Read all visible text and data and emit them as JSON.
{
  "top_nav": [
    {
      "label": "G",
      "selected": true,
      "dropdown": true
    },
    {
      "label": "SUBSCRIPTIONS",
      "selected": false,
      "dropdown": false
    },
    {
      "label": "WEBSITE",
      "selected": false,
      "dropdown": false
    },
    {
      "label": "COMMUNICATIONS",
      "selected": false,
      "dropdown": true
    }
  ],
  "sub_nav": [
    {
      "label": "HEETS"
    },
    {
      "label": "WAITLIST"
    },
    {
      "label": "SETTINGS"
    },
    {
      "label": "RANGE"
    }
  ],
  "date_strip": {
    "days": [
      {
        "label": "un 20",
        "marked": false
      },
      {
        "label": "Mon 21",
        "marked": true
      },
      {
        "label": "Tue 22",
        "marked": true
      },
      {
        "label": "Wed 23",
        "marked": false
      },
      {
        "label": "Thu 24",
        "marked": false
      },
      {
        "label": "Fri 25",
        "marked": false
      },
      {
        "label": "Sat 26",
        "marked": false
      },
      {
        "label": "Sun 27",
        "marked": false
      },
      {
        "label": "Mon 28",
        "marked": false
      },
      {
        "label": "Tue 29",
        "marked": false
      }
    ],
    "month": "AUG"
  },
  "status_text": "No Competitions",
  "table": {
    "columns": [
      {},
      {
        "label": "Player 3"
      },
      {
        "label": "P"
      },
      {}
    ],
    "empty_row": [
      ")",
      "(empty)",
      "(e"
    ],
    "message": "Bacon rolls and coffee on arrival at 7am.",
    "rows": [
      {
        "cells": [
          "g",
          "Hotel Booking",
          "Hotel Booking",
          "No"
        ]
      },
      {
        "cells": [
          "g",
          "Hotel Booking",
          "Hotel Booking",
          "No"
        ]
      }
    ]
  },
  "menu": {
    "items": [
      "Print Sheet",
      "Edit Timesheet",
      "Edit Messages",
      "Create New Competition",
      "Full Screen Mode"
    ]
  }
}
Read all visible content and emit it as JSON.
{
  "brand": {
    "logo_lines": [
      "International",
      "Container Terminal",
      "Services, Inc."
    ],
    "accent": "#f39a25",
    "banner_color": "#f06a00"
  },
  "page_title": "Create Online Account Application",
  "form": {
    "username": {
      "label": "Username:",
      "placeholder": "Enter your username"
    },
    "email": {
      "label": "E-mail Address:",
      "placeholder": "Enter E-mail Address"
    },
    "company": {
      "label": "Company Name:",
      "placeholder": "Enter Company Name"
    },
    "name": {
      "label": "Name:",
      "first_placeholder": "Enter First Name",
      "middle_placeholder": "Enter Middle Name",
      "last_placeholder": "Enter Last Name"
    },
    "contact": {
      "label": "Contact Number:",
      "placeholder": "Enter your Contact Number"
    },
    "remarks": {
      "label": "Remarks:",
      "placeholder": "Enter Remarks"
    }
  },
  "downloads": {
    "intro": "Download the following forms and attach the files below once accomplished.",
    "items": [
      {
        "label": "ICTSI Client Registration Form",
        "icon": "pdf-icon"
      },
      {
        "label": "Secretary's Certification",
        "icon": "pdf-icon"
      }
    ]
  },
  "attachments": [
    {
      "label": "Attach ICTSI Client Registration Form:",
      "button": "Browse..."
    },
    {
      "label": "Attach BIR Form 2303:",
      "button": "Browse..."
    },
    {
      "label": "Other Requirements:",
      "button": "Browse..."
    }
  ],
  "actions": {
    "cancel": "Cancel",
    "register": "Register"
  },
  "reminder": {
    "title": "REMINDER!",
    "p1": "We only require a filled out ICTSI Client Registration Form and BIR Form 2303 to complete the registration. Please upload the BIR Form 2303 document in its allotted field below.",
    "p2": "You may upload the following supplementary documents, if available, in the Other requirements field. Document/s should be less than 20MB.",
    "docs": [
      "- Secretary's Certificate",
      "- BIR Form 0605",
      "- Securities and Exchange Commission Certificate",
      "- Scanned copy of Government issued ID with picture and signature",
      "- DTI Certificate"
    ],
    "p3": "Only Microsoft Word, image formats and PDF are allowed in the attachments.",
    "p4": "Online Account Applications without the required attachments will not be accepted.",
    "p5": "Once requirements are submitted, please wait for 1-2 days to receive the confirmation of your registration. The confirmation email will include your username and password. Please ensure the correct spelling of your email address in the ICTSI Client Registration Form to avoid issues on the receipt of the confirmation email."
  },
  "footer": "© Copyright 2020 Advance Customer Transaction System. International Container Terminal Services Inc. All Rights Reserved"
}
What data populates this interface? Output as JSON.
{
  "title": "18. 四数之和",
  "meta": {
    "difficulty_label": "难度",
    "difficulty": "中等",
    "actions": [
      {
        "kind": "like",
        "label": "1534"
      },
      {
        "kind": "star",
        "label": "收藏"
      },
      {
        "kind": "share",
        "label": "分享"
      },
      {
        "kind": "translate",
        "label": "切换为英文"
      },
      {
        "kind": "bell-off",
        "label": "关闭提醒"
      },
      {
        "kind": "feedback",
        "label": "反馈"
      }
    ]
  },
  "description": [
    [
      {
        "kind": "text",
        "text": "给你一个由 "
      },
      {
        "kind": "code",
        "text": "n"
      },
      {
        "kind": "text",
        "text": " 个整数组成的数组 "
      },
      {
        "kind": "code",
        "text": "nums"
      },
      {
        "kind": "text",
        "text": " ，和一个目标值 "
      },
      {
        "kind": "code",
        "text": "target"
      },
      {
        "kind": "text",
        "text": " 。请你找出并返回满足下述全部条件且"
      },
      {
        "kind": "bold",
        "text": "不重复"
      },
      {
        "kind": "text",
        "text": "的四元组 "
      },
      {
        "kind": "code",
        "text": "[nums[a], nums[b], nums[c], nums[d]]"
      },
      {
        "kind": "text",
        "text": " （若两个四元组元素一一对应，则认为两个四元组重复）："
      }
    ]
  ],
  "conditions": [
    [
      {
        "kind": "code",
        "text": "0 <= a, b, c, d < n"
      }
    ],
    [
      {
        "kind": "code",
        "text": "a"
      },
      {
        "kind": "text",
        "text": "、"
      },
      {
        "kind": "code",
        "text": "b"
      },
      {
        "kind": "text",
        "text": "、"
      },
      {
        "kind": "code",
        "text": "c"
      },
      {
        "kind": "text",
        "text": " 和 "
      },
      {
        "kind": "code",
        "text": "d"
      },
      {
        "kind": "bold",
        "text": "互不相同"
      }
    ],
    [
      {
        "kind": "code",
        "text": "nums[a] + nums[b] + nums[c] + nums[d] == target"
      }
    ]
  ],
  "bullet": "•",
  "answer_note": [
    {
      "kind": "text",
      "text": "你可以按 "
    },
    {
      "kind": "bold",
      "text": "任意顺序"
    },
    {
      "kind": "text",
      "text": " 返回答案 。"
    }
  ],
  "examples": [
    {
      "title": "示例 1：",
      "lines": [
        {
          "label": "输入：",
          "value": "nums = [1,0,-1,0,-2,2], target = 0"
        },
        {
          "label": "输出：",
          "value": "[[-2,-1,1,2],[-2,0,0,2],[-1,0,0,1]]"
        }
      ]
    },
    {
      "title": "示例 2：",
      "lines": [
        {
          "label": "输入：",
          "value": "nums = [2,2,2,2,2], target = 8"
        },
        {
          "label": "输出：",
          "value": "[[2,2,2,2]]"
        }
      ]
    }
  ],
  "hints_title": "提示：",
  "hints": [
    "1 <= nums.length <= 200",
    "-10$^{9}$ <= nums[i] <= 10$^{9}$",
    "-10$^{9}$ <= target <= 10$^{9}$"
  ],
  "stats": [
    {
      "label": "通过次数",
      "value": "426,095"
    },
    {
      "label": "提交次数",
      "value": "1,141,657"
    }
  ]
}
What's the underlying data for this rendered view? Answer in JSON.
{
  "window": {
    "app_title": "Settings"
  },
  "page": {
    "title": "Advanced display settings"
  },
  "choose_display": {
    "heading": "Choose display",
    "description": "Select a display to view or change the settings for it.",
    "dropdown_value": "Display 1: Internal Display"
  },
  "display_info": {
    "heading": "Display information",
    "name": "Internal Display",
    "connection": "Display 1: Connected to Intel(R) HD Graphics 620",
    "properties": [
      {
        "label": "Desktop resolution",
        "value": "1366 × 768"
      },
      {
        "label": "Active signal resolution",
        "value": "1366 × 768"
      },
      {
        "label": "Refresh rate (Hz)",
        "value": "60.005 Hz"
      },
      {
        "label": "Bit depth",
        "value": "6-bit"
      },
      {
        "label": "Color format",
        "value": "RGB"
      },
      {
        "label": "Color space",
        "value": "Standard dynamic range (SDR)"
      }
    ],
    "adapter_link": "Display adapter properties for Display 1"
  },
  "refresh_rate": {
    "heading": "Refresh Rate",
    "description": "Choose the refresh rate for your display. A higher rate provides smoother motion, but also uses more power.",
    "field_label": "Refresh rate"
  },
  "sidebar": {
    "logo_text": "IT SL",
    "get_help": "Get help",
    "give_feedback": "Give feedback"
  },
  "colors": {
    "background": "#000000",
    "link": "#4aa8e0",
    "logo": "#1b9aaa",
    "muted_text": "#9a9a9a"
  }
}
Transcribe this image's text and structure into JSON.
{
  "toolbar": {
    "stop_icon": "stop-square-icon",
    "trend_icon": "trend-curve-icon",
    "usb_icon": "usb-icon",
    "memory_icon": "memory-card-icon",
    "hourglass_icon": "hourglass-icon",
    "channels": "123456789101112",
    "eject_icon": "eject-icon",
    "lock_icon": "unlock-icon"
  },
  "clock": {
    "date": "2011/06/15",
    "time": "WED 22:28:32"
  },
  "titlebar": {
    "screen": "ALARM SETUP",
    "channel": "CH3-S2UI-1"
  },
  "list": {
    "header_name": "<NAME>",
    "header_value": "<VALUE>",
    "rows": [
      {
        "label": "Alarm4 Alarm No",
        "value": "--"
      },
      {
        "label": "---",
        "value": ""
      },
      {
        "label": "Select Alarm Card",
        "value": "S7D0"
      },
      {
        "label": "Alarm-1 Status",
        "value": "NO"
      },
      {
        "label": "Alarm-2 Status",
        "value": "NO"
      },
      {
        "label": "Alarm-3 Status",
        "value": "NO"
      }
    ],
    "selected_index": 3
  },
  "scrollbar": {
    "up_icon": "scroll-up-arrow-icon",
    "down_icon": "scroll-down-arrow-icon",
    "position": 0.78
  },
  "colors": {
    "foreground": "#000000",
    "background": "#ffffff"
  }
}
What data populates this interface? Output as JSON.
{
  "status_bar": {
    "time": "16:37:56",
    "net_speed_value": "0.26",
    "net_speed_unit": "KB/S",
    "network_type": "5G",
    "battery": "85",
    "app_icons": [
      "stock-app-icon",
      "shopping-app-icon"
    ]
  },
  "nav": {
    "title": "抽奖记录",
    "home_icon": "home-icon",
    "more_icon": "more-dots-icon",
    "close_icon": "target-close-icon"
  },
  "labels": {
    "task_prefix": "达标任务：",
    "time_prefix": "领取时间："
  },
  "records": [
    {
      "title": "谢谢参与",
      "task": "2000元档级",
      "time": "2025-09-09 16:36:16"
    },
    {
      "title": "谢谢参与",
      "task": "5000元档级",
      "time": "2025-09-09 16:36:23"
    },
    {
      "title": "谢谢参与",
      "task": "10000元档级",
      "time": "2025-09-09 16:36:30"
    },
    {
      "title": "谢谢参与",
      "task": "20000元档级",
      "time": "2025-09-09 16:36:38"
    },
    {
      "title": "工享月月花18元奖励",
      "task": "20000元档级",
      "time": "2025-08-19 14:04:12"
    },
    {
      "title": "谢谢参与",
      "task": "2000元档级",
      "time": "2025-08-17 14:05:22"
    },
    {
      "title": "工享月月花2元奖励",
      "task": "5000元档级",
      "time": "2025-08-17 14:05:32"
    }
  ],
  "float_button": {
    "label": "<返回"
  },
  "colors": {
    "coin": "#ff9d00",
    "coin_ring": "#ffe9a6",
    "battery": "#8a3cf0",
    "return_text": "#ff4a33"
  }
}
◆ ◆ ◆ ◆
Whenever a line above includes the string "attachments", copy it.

**Output:**
  "attachments": [
    "p3": "Only Microsoft Word, image formats and PDF are allowed in the attachments.",
    "p4": "Online Account Applications without the required attachments will not be accepted.",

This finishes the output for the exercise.